- **What to do**
For this exercise, copy the records below exactly and exclude every image.

- **Given data**
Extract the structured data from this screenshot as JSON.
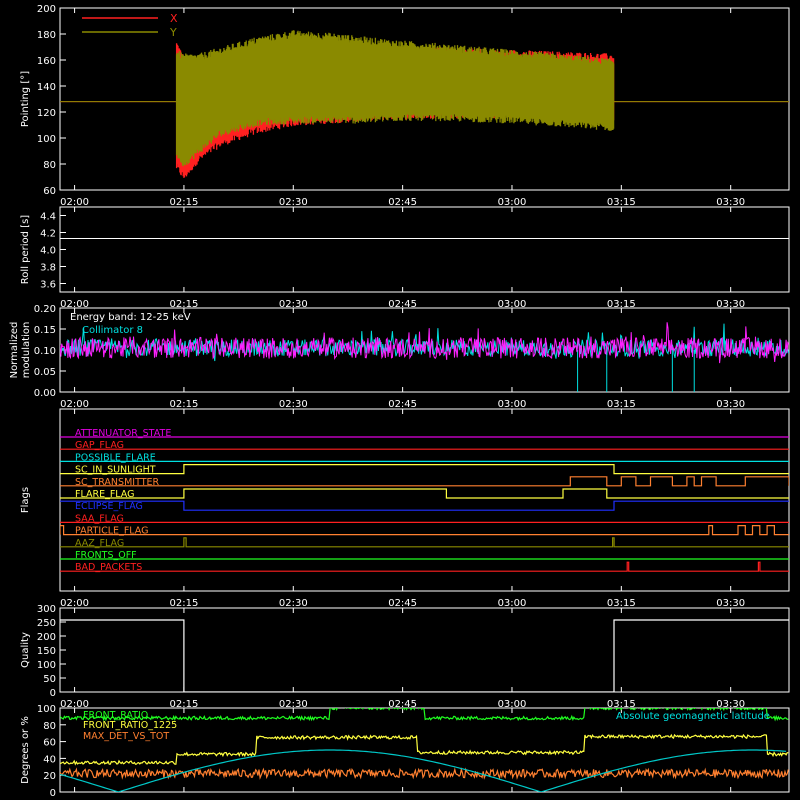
{
  "chart_data": [
    {
      "type": "line",
      "ylabel": "Pointing [°]",
      "ylim": [
        60,
        200
      ],
      "yticks": [
        "60",
        "80",
        "100",
        "120",
        "140",
        "160",
        "180",
        "200"
      ],
      "xticks": [
        "02:00",
        "02:15",
        "02:30",
        "02:45",
        "03:00",
        "03:15",
        "03:30"
      ],
      "x_time_range": [
        "01:58",
        "03:38"
      ],
      "legend_position": "top-left",
      "series": [
        {
          "name": "X",
          "color": "#ff2020",
          "active_range": [
            "02:14",
            "03:14"
          ],
          "envelope": {
            "x": [
              "02:14",
              "02:15",
              "02:17",
              "02:20",
              "02:25",
              "02:30",
              "02:40",
              "02:50",
              "03:00",
              "03:10",
              "03:14"
            ],
            "upper": [
              172,
              160,
              150,
              153,
              158,
              162,
              163,
              167,
              165,
              163,
              162
            ],
            "lower": [
              78,
              70,
              84,
              96,
              106,
              112,
              116,
              118,
              118,
              116,
              116
            ]
          },
          "flat_value": 128
        },
        {
          "name": "Y",
          "color": "#8a8a00",
          "active_range": [
            "02:14",
            "03:14"
          ],
          "envelope": {
            "x": [
              "02:14",
              "02:15",
              "02:17",
              "02:20",
              "02:25",
              "02:30",
              "02:35",
              "02:40",
              "02:45",
              "02:50",
              "03:00",
              "03:10",
              "03:14"
            ],
            "upper": [
              165,
              162,
              162,
              167,
              175,
              180,
              178,
              175,
              172,
              170,
              165,
              160,
              158
            ],
            "lower": [
              88,
              80,
              90,
              104,
              112,
              114,
              114,
              114,
              116,
              116,
              114,
              110,
              108
            ]
          },
          "flat_value": 128
        }
      ]
    },
    {
      "type": "line",
      "ylabel": "Roll period [s]",
      "ylim": [
        3.5,
        4.5
      ],
      "yticks": [
        "3.6",
        "3.8",
        "4.0",
        "4.2",
        "4.4"
      ],
      "xticks": [
        "02:00",
        "02:15",
        "02:30",
        "02:45",
        "03:00",
        "03:15",
        "03:30"
      ],
      "series": [
        {
          "color": "#ffffff",
          "value": 4.13
        }
      ]
    },
    {
      "type": "line",
      "ylabel": [
        "Normalized",
        "modulation"
      ],
      "ylim": [
        0,
        0.2
      ],
      "yticks": [
        "0.00",
        "0.05",
        "0.10",
        "0.15",
        "0.20"
      ],
      "xticks": [
        "02:00",
        "02:15",
        "02:30",
        "02:45",
        "03:00",
        "03:15",
        "03:30"
      ],
      "annotations": [
        "Energy band: 12-25 keV",
        "Collimator 8"
      ],
      "series": [
        {
          "color": "#00e0e0",
          "mean": 0.105,
          "noise": 0.02,
          "dropouts": [
            "03:09",
            "03:13",
            "03:22",
            "03:25"
          ]
        },
        {
          "color": "#ff20ff",
          "mean": 0.105,
          "noise": 0.025
        }
      ]
    },
    {
      "type": "line",
      "ylabel": "Flags",
      "xticks": [
        "02:00",
        "02:15",
        "02:30",
        "02:45",
        "03:00",
        "03:15",
        "03:30"
      ],
      "flags": [
        {
          "name": "ATTENUATOR_STATE",
          "color": "#e000e0",
          "segments": []
        },
        {
          "name": "GAP_FLAG",
          "color": "#ff2020",
          "segments": []
        },
        {
          "name": "POSSIBLE_FLARE",
          "color": "#00e0e0",
          "segments": []
        },
        {
          "name": "SC_IN_SUNLIGHT",
          "color": "#ffff40",
          "segments": [
            [
              "02:15",
              "03:14"
            ]
          ]
        },
        {
          "name": "SC_TRANSMITTER",
          "color": "#ff8030",
          "segments": [
            [
              "03:08",
              "03:13"
            ],
            [
              "03:15",
              "03:17"
            ],
            [
              "03:19",
              "03:22"
            ],
            [
              "03:24",
              "03:25"
            ],
            [
              "03:26",
              "03:28"
            ],
            [
              "03:32",
              "03:38"
            ]
          ]
        },
        {
          "name": "FLARE_FLAG",
          "color": "#ffff40",
          "segments": [
            [
              "02:15",
              "02:51"
            ],
            [
              "03:07",
              "03:13"
            ]
          ]
        },
        {
          "name": "ECLIPSE_FLAG",
          "color": "#2030ff",
          "invert_segments": [
            [
              "02:15",
              "03:14"
            ]
          ]
        },
        {
          "name": "SAA_FLAG",
          "color": "#ff2020",
          "segments": []
        },
        {
          "name": "PARTICLE_FLAG",
          "color": "#ff8030",
          "segments": [
            [
              "01:58",
              "01:58.5"
            ],
            [
              "03:27",
              "03:27.5"
            ],
            [
              "03:31",
              "03:32"
            ],
            [
              "03:33",
              "03:34"
            ],
            [
              "03:35",
              "03:36"
            ]
          ]
        },
        {
          "name": "AAZ_FLAG",
          "color": "#8a8a00",
          "segments": [
            [
              "02:15",
              "02:15.3"
            ],
            [
              "03:13.8",
              "03:14"
            ]
          ]
        },
        {
          "name": "FRONTS_OFF",
          "color": "#20ff20",
          "segments": []
        },
        {
          "name": "BAD_PACKETS",
          "color": "#ff2020",
          "segments": [
            [
              "03:15.8",
              "03:16"
            ],
            [
              "03:33.8",
              "03:34"
            ]
          ]
        }
      ]
    },
    {
      "type": "line",
      "ylabel": "Quality",
      "ylim": [
        0,
        300
      ],
      "yticks": [
        "0",
        "50",
        "100",
        "150",
        "200",
        "250",
        "300"
      ],
      "xticks": [
        "02:00",
        "02:15",
        "02:30",
        "02:45",
        "03:00",
        "03:15",
        "03:30"
      ],
      "series": [
        {
          "color": "#ffffff",
          "x": [
            "01:58",
            "02:15",
            "02:15",
            "03:14",
            "03:14",
            "03:38"
          ],
          "y": [
            257,
            257,
            0,
            0,
            257,
            257
          ]
        }
      ]
    },
    {
      "type": "line",
      "ylabel": "Degrees or %",
      "ylim": [
        0,
        100
      ],
      "yticks": [
        "0",
        "20",
        "40",
        "60",
        "80",
        "100"
      ],
      "xticks": [
        "02:00",
        "02:15",
        "02:30",
        "02:45",
        "03:00",
        "03:15",
        "03:30"
      ],
      "annotations": [
        "Absolute geomagnetic latitude"
      ],
      "series": [
        {
          "name": "FRONT_RATIO",
          "color": "#20ff20",
          "x": [
            "01:58",
            "02:35",
            "02:35",
            "02:48",
            "02:48",
            "03:10",
            "03:10",
            "03:35",
            "03:35",
            "03:38"
          ],
          "y": [
            88,
            88,
            100,
            100,
            88,
            88,
            100,
            100,
            88,
            88
          ]
        },
        {
          "name": "FRONT_RATIO_1225",
          "color": "#ffff40",
          "x": [
            "01:58",
            "02:14",
            "02:14",
            "02:25",
            "02:25",
            "02:47",
            "02:47",
            "03:10",
            "03:10",
            "03:35",
            "03:35",
            "03:38"
          ],
          "y": [
            35,
            35,
            45,
            45,
            65,
            65,
            47,
            47,
            66,
            66,
            45,
            45
          ]
        },
        {
          "name": "MAX_DET_VS_TOT",
          "color": "#ff8030",
          "mean": 22
        },
        {
          "name": "Absolute geomagnetic latitude",
          "color": "#00c8c8",
          "x": [
            "01:58",
            "02:06",
            "02:35",
            "03:05",
            "03:34",
            "03:38"
          ],
          "y": [
            25,
            0,
            50,
            0,
            50,
            46
          ]
        }
      ]
    }
  ]
}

- **Worked solution**
Extract the structured data from this screenshot as JSON.
{
  "chart_data": [
    {
      "type": "line",
      "ylabel": "Pointing [°]",
      "ylim": [
        60,
        200
      ],
      "yticks": [
        "60",
        "80",
        "100",
        "120",
        "140",
        "160",
        "180",
        "200"
      ],
      "xticks": [
        "02:00",
        "02:15",
        "02:30",
        "02:45",
        "03:00",
        "03:15",
        "03:30"
      ],
      "x_time_range": [
        "01:58",
        "03:38"
      ],
      "legend_position": "top-left",
      "series": [
        {
          "name": "X",
          "color": "#ff2020",
          "active_range": [
            "02:14",
            "03:14"
          ],
          "envelope": {
            "x": [
              "02:14",
              "02:15",
              "02:17",
              "02:20",
              "02:25",
              "02:30",
              "02:40",
              "02:50",
              "03:00",
              "03:10",
              "03:14"
            ],
            "upper": [
              172,
              160,
              150,
              153,
              158,
              162,
              163,
              167,
              165,
              163,
              162
            ],
            "lower": [
              78,
              70,
              84,
              96,
              106,
              112,
              116,
              118,
              118,
              116,
              116
            ]
          },
          "flat_value": 128
        },
        {
          "name": "Y",
          "color": "#8a8a00",
          "active_range": [
            "02:14",
            "03:14"
          ],
          "envelope": {
            "x": [
              "02:14",
              "02:15",
              "02:17",
              "02:20",
              "02:25",
              "02:30",
              "02:35",
              "02:40",
              "02:45",
              "02:50",
              "03:00",
              "03:10",
              "03:14"
            ],
            "upper": [
              165,
              162,
              162,
              167,
              175,
              180,
              178,
              175,
              172,
              170,
              165,
              160,
              158
            ],
            "lower": [
              88,
              80,
              90,
              104,
              112,
              114,
              114,
              114,
              116,
              116,
              114,
              110,
              108
            ]
          },
          "flat_value": 128
        }
      ]
    },
    {
      "type": "line",
      "ylabel": "Roll period [s]",
      "ylim": [
        3.5,
        4.5
      ],
      "yticks": [
        "3.6",
        "3.8",
        "4.0",
        "4.2",
        "4.4"
      ],
      "xticks": [
        "02:00",
        "02:15",
        "02:30",
        "02:45",
        "03:00",
        "03:15",
        "03:30"
      ],
      "series": [
        {
          "color": "#ffffff",
          "value": 4.13
        }
      ]
    },
    {
      "type": "line",
      "ylabel": [
        "Normalized",
        "modulation"
      ],
      "ylim": [
        0,
        0.2
      ],
      "yticks": [
        "0.00",
        "0.05",
        "0.10",
        "0.15",
        "0.20"
      ],
      "xticks": [
        "02:00",
        "02:15",
        "02:30",
        "02:45",
        "03:00",
        "03:15",
        "03:30"
      ],
      "annotations": [
        "Energy band: 12-25 keV",
        "Collimator 8"
      ],
      "series": [
        {
          "color": "#00e0e0",
          "mean": 0.105,
          "noise": 0.02,
          "dropouts": [
            "03:09",
            "03:13",
            "03:22",
            "03:25"
          ]
        },
        {
          "color": "#ff20ff",
          "mean": 0.105,
          "noise": 0.025
        }
      ]
    },
    {
      "type": "line",
      "ylabel": "Flags",
      "xticks": [
        "02:00",
        "02:15",
        "02:30",
        "02:45",
        "03:00",
        "03:15",
        "03:30"
      ],
      "flags": [
        {
          "name": "ATTENUATOR_STATE",
          "color": "#e000e0",
          "segments": []
        },
        {
          "name": "GAP_FLAG",
          "color": "#ff2020",
          "segments": []
        },
        {
          "name": "POSSIBLE_FLARE",
          "color": "#00e0e0",
          "segments": []
        },
        {
          "name": "SC_IN_SUNLIGHT",
          "color": "#ffff40",
          "segments": [
            [
              "02:15",
              "03:14"
            ]
          ]
        },
        {
          "name": "SC_TRANSMITTER",
          "color": "#ff8030",
          "segments": [
            [
              "03:08",
              "03:13"
            ],
            [
              "03:15",
              "03:17"
            ],
            [
              "03:19",
              "03:22"
            ],
            [
              "03:24",
              "03:25"
            ],
            [
              "03:26",
              "03:28"
            ],
            [
              "03:32",
              "03:38"
            ]
          ]
        },
        {
          "name": "FLARE_FLAG",
          "color": "#ffff40",
          "segments": [
            [
              "02:15",
              "02:51"
            ],
            [
              "03:07",
              "03:13"
            ]
          ]
        },
        {
          "name": "ECLIPSE_FLAG",
          "color": "#2030ff",
          "invert_segments": [
            [
              "02:15",
              "03:14"
            ]
          ]
        },
        {
          "name": "SAA_FLAG",
          "color": "#ff2020",
          "segments": []
        },
        {
          "name": "PARTICLE_FLAG",
          "color": "#ff8030",
          "segments": [
            [
              "01:58",
              "01:58.5"
            ],
            [
              "03:27",
              "03:27.5"
            ],
            [
              "03:31",
              "03:32"
            ],
            [
              "03:33",
              "03:34"
            ],
            [
              "03:35",
              "03:36"
            ]
          ]
        },
        {
          "name": "AAZ_FLAG",
          "color": "#8a8a00",
          "segments": [
            [
              "02:15",
              "02:15.3"
            ],
            [
              "03:13.8",
              "03:14"
            ]
          ]
        },
        {
          "name": "FRONTS_OFF",
          "color": "#20ff20",
          "segments": []
        },
        {
          "name": "BAD_PACKETS",
          "color": "#ff2020",
          "segments": [
            [
              "03:15.8",
              "03:16"
            ],
            [
              "03:33.8",
              "03:34"
            ]
          ]
        }
      ]
    },
    {
      "type": "line",
      "ylabel": "Quality",
      "ylim": [
        0,
        300
      ],
      "yticks": [
        "0",
        "50",
        "100",
        "150",
        "200",
        "250",
        "300"
      ],
      "xticks": [
        "02:00",
        "02:15",
        "02:30",
        "02:45",
        "03:00",
        "03:15",
        "03:30"
      ],
      "series": [
        {
          "color": "#ffffff",
          "x": [
            "01:58",
            "02:15",
            "02:15",
            "03:14",
            "03:14",
            "03:38"
          ],
          "y": [
            257,
            257,
            0,
            0,
            257,
            257
          ]
        }
      ]
    },
    {
      "type": "line",
      "ylabel": "Degrees or %",
      "ylim": [
        0,
        100
      ],
      "yticks": [
        "0",
        "20",
        "40",
        "60",
        "80",
        "100"
      ],
      "xticks": [
        "02:00",
        "02:15",
        "02:30",
        "02:45",
        "03:00",
        "03:15",
        "03:30"
      ],
      "annotations": [
        "Absolute geomagnetic latitude"
      ],
      "series": [
        {
          "name": "FRONT_RATIO",
          "color": "#20ff20",
          "x": [
            "01:58",
            "02:35",
            "02:35",
            "02:48",
            "02:48",
            "03:10",
            "03:10",
            "03:35",
            "03:35",
            "03:38"
          ],
          "y": [
            88,
            88,
            100,
            100,
            88,
            88,
            100,
            100,
            88,
            88
          ]
        },
        {
          "name": "FRONT_RATIO_1225",
          "color": "#ffff40",
          "x": [
            "01:58",
            "02:14",
            "02:14",
            "02:25",
            "02:25",
            "02:47",
            "02:47",
            "03:10",
            "03:10",
            "03:35",
            "03:35",
            "03:38"
          ],
          "y": [
            35,
            35,
            45,
            45,
            65,
            65,
            47,
            47,
            66,
            66,
            45,
            45
          ]
        },
        {
          "name": "MAX_DET_VS_TOT",
          "color": "#ff8030",
          "mean": 22
        },
        {
          "name": "Absolute geomagnetic latitude",
          "color": "#00c8c8",
          "x": [
            "01:58",
            "02:06",
            "02:35",
            "03:05",
            "03:34",
            "03:38"
          ],
          "y": [
            25,
            0,
            50,
            0,
            50,
            46
          ]
        }
      ]
    }
  ]
}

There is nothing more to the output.